Before coming here, the pope had written to us: “I shall come to the United States of America as pope for the first time, to proclaim this great truth: Jesus Christ is hope for men and women of every language, race, culture and social condition.” He did that by relating the search for truth to a full range of concerns that mark our lives today.

Truth and unity

During his homily in Nationals Stadium in Washington, he drew a connection between truth and unity. We cannot act together as Catholics, face the future together as Christ’s people, unless we are united in the truths of our faith.

Truth and freedom

The Holy Father pointed to the relationship between truth and freedom first of all in his address at the White House, where he said that history shows, time and time again, that freedom loses its foundation without truth. Political leaders must be guided by truth and bring the wisdom born of firm moral principle to decisions affecting the life and future of the nations they govern. To educators, he pointed out the communal nature of truth, which moves the seeker from his or her own individualism into the objective order of things, discovered in research and study. The truths of God’s revelation, the pope said, must permeate every aspect of life in a Catholic university or school system.

Truth and peace

To our dialogue partners of different faiths, Pope Benedict showed the relationship between truth and peace, our common goal. If there is to be peace, not only what we already share in common but also our differences must enter into our conversations. To Christian leaders of other churches and faith communities, the pope spoke of the truths of the Gospel as the context of our dialogues.

Truth and life

To the young people in Yonkers, he spoke about how life is fulfilled in surrender to truth, because truth is a person: Jesus Christ. This note was sounded again when he spoke to almost 60,000 people during the Mass at Yankee Stadium.

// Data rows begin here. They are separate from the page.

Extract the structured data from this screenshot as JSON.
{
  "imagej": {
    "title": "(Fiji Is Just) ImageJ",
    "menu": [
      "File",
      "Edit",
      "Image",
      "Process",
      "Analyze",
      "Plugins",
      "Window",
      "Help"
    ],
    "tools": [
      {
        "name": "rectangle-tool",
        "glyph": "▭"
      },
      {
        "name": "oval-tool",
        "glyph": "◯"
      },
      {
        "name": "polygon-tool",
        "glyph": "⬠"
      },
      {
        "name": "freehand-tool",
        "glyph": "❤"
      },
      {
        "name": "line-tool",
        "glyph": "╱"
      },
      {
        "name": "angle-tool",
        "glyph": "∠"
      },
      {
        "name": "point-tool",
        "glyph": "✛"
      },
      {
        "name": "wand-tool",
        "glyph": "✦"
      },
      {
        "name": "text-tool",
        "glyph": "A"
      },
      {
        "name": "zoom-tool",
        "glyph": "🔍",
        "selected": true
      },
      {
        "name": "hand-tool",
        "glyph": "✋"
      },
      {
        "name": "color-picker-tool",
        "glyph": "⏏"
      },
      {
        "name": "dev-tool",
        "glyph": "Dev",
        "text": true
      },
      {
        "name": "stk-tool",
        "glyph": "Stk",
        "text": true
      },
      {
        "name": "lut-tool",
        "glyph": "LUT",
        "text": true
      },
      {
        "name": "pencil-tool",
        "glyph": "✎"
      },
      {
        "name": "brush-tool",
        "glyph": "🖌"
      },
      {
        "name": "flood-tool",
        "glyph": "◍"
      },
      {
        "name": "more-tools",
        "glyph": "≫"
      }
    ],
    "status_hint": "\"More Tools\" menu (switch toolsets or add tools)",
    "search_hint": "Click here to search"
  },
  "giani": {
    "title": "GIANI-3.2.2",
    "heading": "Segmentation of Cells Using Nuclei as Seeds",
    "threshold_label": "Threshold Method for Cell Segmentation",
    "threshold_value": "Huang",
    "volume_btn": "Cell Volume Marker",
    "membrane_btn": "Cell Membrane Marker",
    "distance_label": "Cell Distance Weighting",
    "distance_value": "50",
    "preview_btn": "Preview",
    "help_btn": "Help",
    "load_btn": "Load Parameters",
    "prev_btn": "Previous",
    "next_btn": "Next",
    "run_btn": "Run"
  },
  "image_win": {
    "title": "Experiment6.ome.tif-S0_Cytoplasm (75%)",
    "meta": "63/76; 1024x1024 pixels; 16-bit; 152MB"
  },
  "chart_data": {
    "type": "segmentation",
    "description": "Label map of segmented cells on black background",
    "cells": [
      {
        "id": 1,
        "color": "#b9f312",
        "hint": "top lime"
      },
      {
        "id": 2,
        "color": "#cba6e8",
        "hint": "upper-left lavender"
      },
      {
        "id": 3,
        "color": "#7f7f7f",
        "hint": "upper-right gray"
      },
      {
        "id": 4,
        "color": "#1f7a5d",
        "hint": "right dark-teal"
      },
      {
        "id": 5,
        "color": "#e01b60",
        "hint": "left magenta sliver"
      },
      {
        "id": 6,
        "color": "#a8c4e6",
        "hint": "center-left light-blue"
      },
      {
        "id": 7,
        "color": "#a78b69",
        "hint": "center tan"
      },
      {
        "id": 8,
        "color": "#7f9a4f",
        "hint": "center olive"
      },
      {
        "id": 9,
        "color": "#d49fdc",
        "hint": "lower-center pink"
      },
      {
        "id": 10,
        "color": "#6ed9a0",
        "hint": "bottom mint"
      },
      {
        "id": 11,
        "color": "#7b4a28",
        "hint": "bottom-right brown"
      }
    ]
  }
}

At the United Nations Headquarters, Pope Benedict explained that each member of the human family is possessed of human rights. These are more basic than civil rights and must be protected by government. He taught that national sovereignty is therefore less important than the protection of human rights. Should a country’s government infringe the human rights of the country’s citizens, the international community should find ways to intervene nonviolently in order to protect people oppressed by their own government. This thesis will, I am sure, be discussed at some length in the months to come.

Finally, the truth sets us free because it shows us the source of our hope. “Christ Our Hope” was the general theme of the week that the Holy Father spent with us. The young men and women in New York completed the theme when they greeted him loudly: “Christ our Hope, Benedict our Pope.” For many Catholics in this country, it seems that Benedict XVI became their pope in a new and more convincing way during his visit.

He leaves us more confident in our faith and more grateful for our church. We will keep him in our prayers with more personal satisfaction in the years to come.

Sincerely yours in Christ,

Francis Cardinal George, OMI

Archbishop of Chicago